The response must restate all of the data word for word.

SOURCE DATA:
_ _ _ _ _
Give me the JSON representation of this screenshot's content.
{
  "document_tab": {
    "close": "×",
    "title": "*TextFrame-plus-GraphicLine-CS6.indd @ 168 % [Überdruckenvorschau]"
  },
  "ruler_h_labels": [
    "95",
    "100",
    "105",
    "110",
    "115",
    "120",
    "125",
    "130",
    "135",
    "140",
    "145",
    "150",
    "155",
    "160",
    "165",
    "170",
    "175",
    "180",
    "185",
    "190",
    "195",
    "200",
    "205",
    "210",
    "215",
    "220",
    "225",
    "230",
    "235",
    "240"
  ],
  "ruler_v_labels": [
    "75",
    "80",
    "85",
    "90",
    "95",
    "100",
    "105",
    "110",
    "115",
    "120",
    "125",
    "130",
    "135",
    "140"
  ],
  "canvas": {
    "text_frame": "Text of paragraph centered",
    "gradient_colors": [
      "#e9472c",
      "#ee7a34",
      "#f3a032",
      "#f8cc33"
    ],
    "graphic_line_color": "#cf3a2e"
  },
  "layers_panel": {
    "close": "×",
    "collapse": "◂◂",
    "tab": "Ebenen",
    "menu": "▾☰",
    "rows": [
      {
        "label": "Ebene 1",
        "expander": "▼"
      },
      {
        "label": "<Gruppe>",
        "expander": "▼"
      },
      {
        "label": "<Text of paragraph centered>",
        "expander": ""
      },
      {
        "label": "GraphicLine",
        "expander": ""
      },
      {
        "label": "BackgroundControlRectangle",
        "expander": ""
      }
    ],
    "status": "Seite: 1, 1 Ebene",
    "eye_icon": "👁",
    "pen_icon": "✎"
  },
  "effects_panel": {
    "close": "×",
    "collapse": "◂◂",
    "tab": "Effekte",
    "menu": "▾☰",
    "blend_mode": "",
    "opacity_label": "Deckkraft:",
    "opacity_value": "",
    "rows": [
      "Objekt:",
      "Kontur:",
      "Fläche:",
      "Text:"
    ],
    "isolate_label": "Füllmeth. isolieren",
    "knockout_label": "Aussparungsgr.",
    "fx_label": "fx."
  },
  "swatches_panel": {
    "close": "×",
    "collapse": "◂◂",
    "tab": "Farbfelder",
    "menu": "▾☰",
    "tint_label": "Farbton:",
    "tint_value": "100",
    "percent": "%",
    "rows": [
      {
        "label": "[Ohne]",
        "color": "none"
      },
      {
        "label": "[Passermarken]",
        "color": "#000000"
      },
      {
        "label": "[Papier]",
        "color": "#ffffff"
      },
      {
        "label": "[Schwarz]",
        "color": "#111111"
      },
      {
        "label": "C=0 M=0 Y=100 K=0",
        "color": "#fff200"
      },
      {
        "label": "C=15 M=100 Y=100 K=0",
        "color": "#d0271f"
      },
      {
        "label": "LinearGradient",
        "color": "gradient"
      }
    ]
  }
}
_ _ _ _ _
EXERCISE OUTPUT:
Give me the JSON representation of this screenshot's content.
{
  "document_tab": {
    "close": "×",
    "title": "*TextFrame-plus-GraphicLine-CS6.indd @ 168 % [Überdruckenvorschau]"
  },
  "ruler_h_labels": [
    "95",
    "100",
    "105",
    "110",
    "115",
    "120",
    "125",
    "130",
    "135",
    "140",
    "145",
    "150",
    "155",
    "160",
    "165",
    "170",
    "175",
    "180",
    "185",
    "190",
    "195",
    "200",
    "205",
    "210",
    "215",
    "220",
    "225",
    "230",
    "235",
    "240"
  ],
  "ruler_v_labels": [
    "75",
    "80",
    "85",
    "90",
    "95",
    "100",
    "105",
    "110",
    "115",
    "120",
    "125",
    "130",
    "135",
    "140"
  ],
  "canvas": {
    "text_frame": "Text of paragraph centered",
    "gradient_colors": [
      "#e9472c",
      "#ee7a34",
      "#f3a032",
      "#f8cc33"
    ],
    "graphic_line_color": "#cf3a2e"
  },
  "layers_panel": {
    "close": "×",
    "collapse": "◂◂",
    "tab": "Ebenen",
    "menu": "▾☰",
    "rows": [
      {
        "label": "Ebene 1",
        "expander": "▼"
      },
      {
        "label": "<Gruppe>",
        "expander": "▼"
      },
      {
        "label": "<Text of paragraph centered>",
        "expander": ""
      },
      {
        "label": "GraphicLine",
        "expander": ""
      },
      {
        "label": "BackgroundControlRectangle",
        "expander": ""
      }
    ],
    "status": "Seite: 1, 1 Ebene",
    "eye_icon": "👁",
    "pen_icon": "✎"
  },
  "effects_panel": {
    "close": "×",
    "collapse": "◂◂",
    "tab": "Effekte",
    "menu": "▾☰",
    "blend_mode": "",
    "opacity_label": "Deckkraft:",
    "opacity_value": "",
    "rows": [
      "Objekt:",
      "Kontur:",
      "Fläche:",
      "Text:"
    ],
    "isolate_label": "Füllmeth. isolieren",
    "knockout_label": "Aussparungsgr.",
    "fx_label": "fx."
  },
  "swatches_panel": {
    "close": "×",
    "collapse": "◂◂",
    "tab": "Farbfelder",
    "menu": "▾☰",
    "tint_label": "Farbton:",
    "tint_value": "100",
    "percent": "%",
    "rows": [
      {
        "label": "[Ohne]",
        "color": "none"
      },
      {
        "label": "[Passermarken]",
        "color": "#000000"
      },
      {
        "label": "[Papier]",
        "color": "#ffffff"
      },
      {
        "label": "[Schwarz]",
        "color": "#111111"
      },
      {
        "label": "C=0 M=0 Y=100 K=0",
        "color": "#fff200"
      },
      {
        "label": "C=15 M=100 Y=100 K=0",
        "color": "#d0271f"
      },
      {
        "label": "LinearGradient",
        "color": "gradient"
      }
    ]
  }
}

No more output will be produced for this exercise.